... and ... (6) PM motors have a weight (power density) benefit over induction motors, especially when including the inverter, and are generally a few percentage points better in cycle-averaged efficiency. That said, they suffer from worse fault modes and are somewhat more expensive, mainly due to magnet costs and rotor construction. Regards,
A couple of things jump out at me on this article. (1) It is certainly valuable work to find less expensive magnets. (2) Good ac induction design is very competitive with good pm motor design, but in general, pm motors allow for reduced inverter current ratings, when pm motor fault modes are handled well. This translates to a cost savings that can offset the magnet cost. (3) FEA methods have been used for far more than crash and wind tunnel simulations in the auto industry, for decades. (4) Raser is certainly high on hype, if not all hype - its motors are no better than other good IMs. Last time I checked even their website videos were 2nd rate. (5) Frankbank's comments on cycle-averaged efficiency are dead on. A peak number may be good for advertising, but not much else. Regards,
Alex, I'm not as familiar with motorcycle dynamics as I am with light duty vehicles, but I would suspect that the torque capability of the HEV motor is not high enough to provide all the braking, regardless of front or rear wheel drive, especially at only 2.5 kW power level. Hence, it is likely that all possible regen is captured with the RWD scooter. A hub motor, generally being a higher torque motor, MAY be able to offer better regen, but not guaranteed. There's no indication here of the Ah capacity of the battery, or peak power capability, so you may not even be able to capture more regen. Regards,

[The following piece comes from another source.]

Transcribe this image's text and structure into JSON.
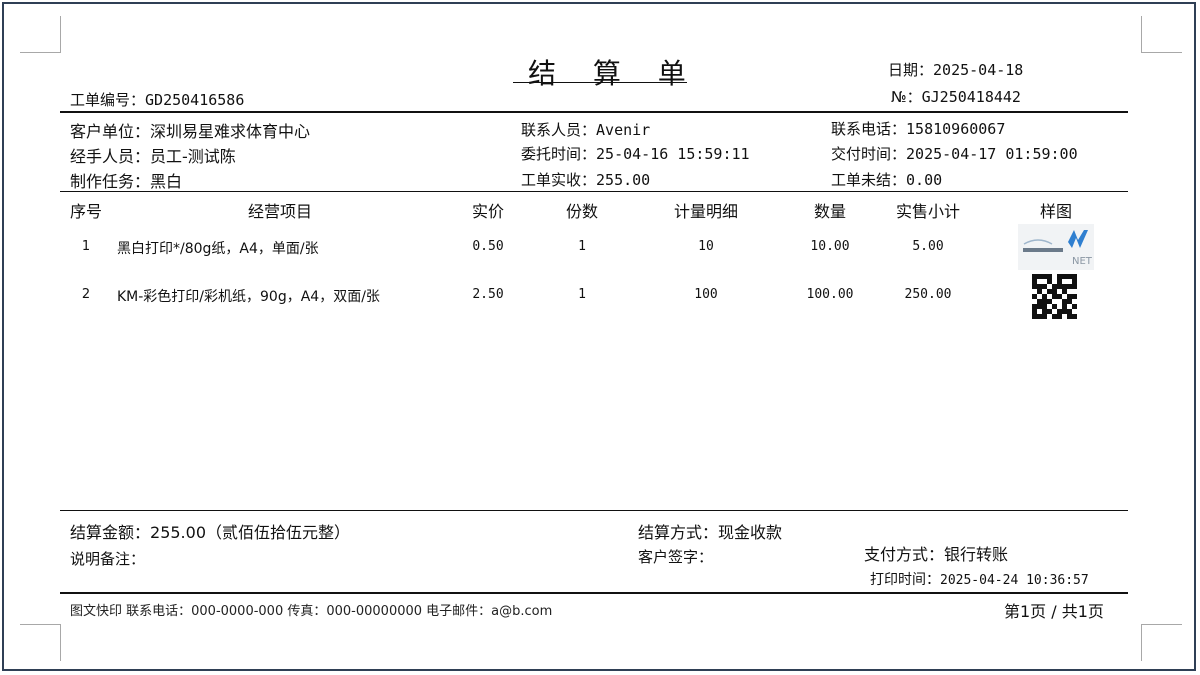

I would suggest that Ford/Magna, should they produce what they promise with the C-platform (Focus or Focus-like) EV in 2010, at the promised "affordable" price, will dominate Tesla and Mitsu.